At Daykin Family Law, we are often contacted by couples asking for advice on the preparation of a prenuptial agreement or ‘prenup’. Prenup is a popular terminology, but actually refers to agreements taken prior to marriage in the USA and other countries. The equivalent of a prenup in Australia is known as a Binding Financial Agreement.
A prenup, or Binding Financial Agreement as it is referred to in Australia, allows married couples (post-nuptial), soon to be married couples (pre-nuptial) and parties in a defacto or same sex relationship, to enter into a legal agreement about their financial affairs in the case of a relationship breakdown.
Binding Financial Agreements were introduced in Australia in 2000 to provide a mechanism for couples who are either contemplating marriage, or are already married to organise their affairs, including what could happen to property, business or how they would be looked after financially following a separation.
Prenups, or Binding Financial Agreements, are designed to remove uncertainty and avoid the stress of going to court. When done correctly, they can be a very useful tool for financial planning. It is, however, very important to take your time, and use an experienced lawyer to demonstrate that each party has had the opportunity to negotiate and reach a fair decision on the agreement. Agreements done in haste have been known to be challenged by the court.
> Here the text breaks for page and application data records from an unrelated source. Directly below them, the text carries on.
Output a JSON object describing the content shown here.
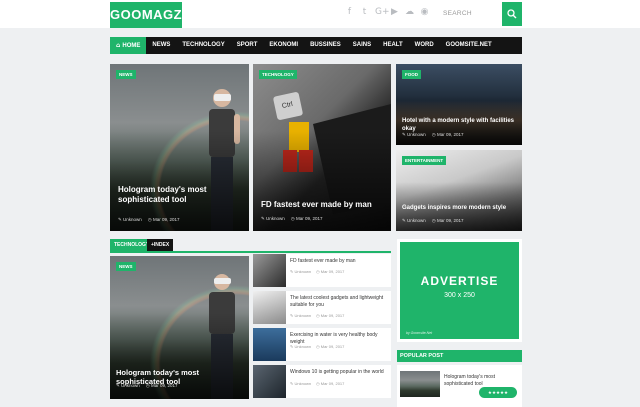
{
  "header": {
    "logo": "GOOMAGZ",
    "social_icons": [
      "facebook-icon",
      "twitter-icon",
      "google-plus-icon",
      "youtube-icon",
      "soundcloud-icon",
      "rss-icon"
    ],
    "search_placeholder": "SEARCH"
  },
  "nav": {
    "items": [
      "HOME",
      "NEWS",
      "TECHNOLOGY",
      "SPORT",
      "EKONOMI",
      "BUSSINES",
      "SAINS",
      "HEALT",
      "WORD",
      "GOOMSITE.NET"
    ]
  },
  "featured": {
    "main": {
      "badge": "NEWS",
      "title": "Hologram today's most sophisticated tool",
      "author": "Unknown",
      "date": "Mar 09, 2017"
    },
    "middle": {
      "badge": "TECHNOLOGY",
      "title": "FD fastest ever made by man",
      "author": "Unknown",
      "date": "Mar 09, 2017",
      "key_label": "Ctrl"
    },
    "right_top": {
      "badge": "FOOD",
      "title": "Hotel with a modern style with facilities okay",
      "author": "Unknown",
      "date": "Mar 09, 2017"
    },
    "right_bottom": {
      "badge": "ENTERTAINMENT",
      "title": "Gadgets inspires more modern style",
      "author": "Unknown",
      "date": "Mar 09, 2017"
    }
  },
  "section": {
    "tab_label": "TECHNOLOGY",
    "index_label": "+INDEX",
    "main": {
      "badge": "NEWS",
      "title": "Hologram today's most sophisticated tool",
      "author": "Unknown",
      "date": "Mar 09, 2017"
    },
    "list": [
      {
        "title": "FD fastest ever made by man",
        "author": "Unknown",
        "date": "Mar 09, 2017"
      },
      {
        "title": "The latest coolest gadgets and lightweight suitable for you",
        "author": "Unknown",
        "date": "Mar 09, 2017"
      },
      {
        "title": "Exercising in water is very healthy body weight",
        "author": "Unknown",
        "date": "Mar 09, 2017"
      },
      {
        "title": "Windows 10 is getting popular in the world",
        "author": "Unknown",
        "date": "Mar 09, 2017"
      }
    ]
  },
  "sidebar": {
    "ad_title": "ADVERTISE",
    "ad_size": "300 x 250",
    "ad_credit": "by Goomsite.Net",
    "popular_heading": "POPULAR POST",
    "popular": {
      "title": "Hologram today's most sophisticated tool",
      "rating": "★★★★★"
    }
  },
  "icons": {
    "author": "✎",
    "date": "◷"
  },
  "colors": {
    "accent": "#1fb46a",
    "nav": "#141414"
  }
}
In a recent case known as Thorne v Kennedy, the High Court overturned a prenup between a young woman and her property developer husband after she was made to sign the agreement the night before her wedding. The judges ruled that the document was effectively signed under duress. Therefore, it’s important that a pre-nuptial agreement is agreed upon by both parties over an adequate period of time. Other circumstances where the court can overturn an agreement is where the agreement would put unnecessary hardship on the spouse, especially where there are children involved.
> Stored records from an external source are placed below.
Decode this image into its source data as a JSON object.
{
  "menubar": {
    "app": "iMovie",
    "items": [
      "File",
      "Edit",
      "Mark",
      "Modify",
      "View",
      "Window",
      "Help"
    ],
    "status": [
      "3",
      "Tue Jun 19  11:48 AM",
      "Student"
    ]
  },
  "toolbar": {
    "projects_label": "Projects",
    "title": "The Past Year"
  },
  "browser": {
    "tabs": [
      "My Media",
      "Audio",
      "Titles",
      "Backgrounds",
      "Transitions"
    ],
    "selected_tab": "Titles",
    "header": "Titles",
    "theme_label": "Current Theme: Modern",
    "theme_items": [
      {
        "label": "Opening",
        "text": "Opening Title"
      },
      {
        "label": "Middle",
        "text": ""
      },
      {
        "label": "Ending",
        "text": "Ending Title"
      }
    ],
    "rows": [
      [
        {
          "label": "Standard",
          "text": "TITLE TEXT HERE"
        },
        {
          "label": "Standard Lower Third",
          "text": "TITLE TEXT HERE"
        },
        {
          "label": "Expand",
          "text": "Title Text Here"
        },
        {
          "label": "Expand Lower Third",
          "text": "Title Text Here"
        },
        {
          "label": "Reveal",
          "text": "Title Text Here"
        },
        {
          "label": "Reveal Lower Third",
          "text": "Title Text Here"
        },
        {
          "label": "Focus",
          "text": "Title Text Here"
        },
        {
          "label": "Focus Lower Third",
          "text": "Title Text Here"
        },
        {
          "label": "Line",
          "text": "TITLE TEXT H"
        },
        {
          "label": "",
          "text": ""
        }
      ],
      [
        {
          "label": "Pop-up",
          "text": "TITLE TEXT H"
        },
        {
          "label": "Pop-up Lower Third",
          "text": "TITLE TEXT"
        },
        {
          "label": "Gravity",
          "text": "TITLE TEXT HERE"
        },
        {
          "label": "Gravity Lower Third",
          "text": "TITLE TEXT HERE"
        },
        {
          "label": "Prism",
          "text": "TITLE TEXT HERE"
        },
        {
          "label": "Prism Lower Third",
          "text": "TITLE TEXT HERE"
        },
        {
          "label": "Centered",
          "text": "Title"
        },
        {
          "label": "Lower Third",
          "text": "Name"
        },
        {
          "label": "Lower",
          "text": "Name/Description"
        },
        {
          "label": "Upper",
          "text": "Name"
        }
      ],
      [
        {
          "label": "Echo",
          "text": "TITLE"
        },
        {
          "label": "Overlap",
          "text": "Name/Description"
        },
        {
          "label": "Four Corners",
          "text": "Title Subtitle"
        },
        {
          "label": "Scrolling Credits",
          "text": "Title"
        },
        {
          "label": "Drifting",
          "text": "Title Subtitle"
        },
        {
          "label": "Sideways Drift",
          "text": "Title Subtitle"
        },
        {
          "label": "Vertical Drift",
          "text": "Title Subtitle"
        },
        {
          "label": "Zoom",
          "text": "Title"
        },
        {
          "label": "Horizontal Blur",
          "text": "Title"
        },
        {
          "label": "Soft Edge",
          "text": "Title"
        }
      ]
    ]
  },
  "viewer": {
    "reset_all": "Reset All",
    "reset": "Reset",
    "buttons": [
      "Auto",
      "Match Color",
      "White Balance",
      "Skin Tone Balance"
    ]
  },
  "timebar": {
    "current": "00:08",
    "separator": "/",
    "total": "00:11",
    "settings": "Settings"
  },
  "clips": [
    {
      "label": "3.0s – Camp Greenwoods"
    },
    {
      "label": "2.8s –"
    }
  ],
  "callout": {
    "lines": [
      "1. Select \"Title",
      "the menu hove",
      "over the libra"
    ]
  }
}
In sum, pre-nuptial agreements have many benefits when entered into with the right legal advice from a family lawyer. They can protect your property and estate plan, reduce conflicts, clarify special agreements and establish ground rules for future matters. If you’re considering a BFA and would like some advice on whether it’s right for you, contact us today.